Plant system factors are difficult to simulate in the lab but good, direct chemistry and some physical variable information is possible. It is possible when using a proper lab test procedure and well designed test program to gain more information from flotation data and subsequent analyses that can better correlate and predict process response. This maximizes returns on the testing cost.

Grade-recovery (G-R) tradeoffs often confounds analysis of individual test conditions because individual tests rarely provide identical concentrate grades for direct recovery assessment and vice versa. Further, typically plant circuits are capacity limited meaning any condition that changes flotation rates directly impact recoveries. Lab tests are static and thus are limited in adequately predicting plant dynamic responses. Strictly looking at grade and recovery metallurgical data does not provide any flotation rate information. Using a ‘kinetics’ lab test procedure provides data for proper grade-recovery and flotation kinetics analysis, greatly increasing the amount of predictive information.

A lab test testing protocol and analysis procedures are outlined below that will maximize lab test data value. Using the procedure defined and explained below can provide results having greater predictive value. The goal of this paper is to provide a simple yet effective lab testing strategy and subsequent data analysis of the float test results that will increase understanding how conditions investigated are more likely to correlate with expected plant response.

Testing and Data Analysis Goals

The procedure flowsheet provided in the Appendix provides the procedure recommended. The procedure outlined is valid and robust, easy to use, provides comparative metallurgy and also flotation kinetics data. The grind times, where chemicals are added and conditioned, etc. are mine and process specific and these must be used to adequately simulate the plant conditions.
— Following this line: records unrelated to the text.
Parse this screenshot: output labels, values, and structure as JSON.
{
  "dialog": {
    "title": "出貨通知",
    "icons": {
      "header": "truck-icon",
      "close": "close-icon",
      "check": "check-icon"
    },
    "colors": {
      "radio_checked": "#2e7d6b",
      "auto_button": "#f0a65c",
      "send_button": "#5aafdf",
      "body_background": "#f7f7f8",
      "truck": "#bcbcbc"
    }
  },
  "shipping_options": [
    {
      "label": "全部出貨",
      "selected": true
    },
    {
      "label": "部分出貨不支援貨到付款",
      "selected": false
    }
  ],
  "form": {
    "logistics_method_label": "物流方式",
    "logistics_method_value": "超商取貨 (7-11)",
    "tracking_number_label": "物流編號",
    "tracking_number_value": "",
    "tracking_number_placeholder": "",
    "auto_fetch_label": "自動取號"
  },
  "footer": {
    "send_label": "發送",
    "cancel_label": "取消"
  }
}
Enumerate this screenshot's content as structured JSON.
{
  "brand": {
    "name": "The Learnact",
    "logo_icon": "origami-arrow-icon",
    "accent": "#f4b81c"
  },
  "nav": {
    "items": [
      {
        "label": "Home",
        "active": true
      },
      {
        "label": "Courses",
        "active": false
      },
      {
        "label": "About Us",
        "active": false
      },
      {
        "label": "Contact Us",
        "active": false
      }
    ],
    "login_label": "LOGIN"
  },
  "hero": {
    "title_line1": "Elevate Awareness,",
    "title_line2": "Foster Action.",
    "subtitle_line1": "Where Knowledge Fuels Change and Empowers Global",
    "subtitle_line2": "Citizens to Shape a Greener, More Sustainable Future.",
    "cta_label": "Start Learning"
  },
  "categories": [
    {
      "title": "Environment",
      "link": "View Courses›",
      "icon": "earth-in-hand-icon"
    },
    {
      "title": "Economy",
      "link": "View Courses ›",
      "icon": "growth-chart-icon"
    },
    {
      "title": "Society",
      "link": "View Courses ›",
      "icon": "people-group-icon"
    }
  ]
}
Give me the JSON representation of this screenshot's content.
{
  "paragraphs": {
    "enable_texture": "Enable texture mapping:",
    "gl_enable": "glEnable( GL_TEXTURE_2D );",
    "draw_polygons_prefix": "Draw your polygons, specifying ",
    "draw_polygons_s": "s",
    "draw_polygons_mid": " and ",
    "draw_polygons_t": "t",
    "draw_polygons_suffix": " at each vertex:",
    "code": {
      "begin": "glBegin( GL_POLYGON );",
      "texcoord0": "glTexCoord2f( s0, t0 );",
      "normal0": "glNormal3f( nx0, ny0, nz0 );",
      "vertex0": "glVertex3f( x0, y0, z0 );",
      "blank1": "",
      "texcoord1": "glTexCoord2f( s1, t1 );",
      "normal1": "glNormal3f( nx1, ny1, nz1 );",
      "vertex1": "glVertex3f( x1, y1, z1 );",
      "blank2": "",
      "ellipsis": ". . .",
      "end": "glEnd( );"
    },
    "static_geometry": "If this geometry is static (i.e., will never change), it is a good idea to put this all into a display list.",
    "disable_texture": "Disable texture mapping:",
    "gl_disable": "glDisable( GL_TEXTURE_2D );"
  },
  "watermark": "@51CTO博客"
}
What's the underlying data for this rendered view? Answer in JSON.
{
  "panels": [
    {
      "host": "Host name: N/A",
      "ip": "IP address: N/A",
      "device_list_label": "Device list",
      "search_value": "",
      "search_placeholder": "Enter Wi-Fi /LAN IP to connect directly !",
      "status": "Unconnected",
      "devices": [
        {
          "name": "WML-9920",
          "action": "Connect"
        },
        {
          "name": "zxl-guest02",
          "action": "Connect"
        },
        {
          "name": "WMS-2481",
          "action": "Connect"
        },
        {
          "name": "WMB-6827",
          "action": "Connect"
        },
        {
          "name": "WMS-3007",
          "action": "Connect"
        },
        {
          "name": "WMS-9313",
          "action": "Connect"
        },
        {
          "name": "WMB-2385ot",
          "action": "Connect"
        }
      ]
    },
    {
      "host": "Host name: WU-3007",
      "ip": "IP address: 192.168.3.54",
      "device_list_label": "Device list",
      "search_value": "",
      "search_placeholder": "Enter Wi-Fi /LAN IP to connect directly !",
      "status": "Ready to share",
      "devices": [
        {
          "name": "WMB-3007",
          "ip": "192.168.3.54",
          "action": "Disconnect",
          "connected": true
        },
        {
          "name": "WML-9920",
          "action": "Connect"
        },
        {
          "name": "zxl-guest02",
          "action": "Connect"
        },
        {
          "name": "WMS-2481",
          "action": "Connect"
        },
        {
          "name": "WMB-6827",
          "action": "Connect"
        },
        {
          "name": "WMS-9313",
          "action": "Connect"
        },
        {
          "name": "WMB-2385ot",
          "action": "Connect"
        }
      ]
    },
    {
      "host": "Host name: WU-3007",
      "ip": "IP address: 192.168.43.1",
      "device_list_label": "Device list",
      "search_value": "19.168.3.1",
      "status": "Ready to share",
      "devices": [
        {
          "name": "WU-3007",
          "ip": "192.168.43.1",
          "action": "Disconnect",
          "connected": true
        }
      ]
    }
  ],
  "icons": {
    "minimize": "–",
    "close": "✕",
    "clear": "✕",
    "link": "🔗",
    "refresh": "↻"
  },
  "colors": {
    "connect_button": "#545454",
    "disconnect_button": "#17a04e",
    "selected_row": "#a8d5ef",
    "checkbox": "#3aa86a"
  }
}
In a single test, grade-recovery curve (G-R) metallurgical information and kinetics data can be calculated, plotted and analyzed. Timed froth samples are collected which are filtered, dried, weighed and assayed as normal. Cumulative concentrate grades and recoveries-distributions are obtained mathematically combining froth sequentially for each assay constituent. Two plots can be generated from this data:

  • Grade-Recovery (G-R): For each element of concern, plot the cumulative grade on the x-axis and cumulative recovery on the y-axis. This curve means that equivalent metallurgical results are obtained at any point on this curve. Note as shown in the example graph, the goal is to improve metallurgy, meaning the G-R curve is shifted to the right. As noted in the illustration below, at same concentrate grades or both conditions the rightward shifted test G-R curve shows effectively higher recovery was achieved if the test condition if the conditions of both tests could be controlled sufficiently to obtain equal concentrate grades.Further, if concentrate grade is of concern, the reverse analysis can be done by holding the recovery constant the difference in concentrate grades may be determined.

    Grade-Recovery Curves














  • Kinetics: For each element under investigation, plot the cumulative flotation time on the x-axis and cumulative recovery on the y-axis. This curve provides how fast the elements (associated minerals) are floated. Generally, higher kinetics is desired to maximize flotation recovery in the limited flotation circuit capacity.














As shown in the graphs, each test condition (collector type, dosage, pH, etc.) may and should be plotted on the same graph for direct comparison. This analyzed data really highlights test condition differences and are used to more validly draw metallurgical and plant response predictive conclusions.




Categories: Testing Procedures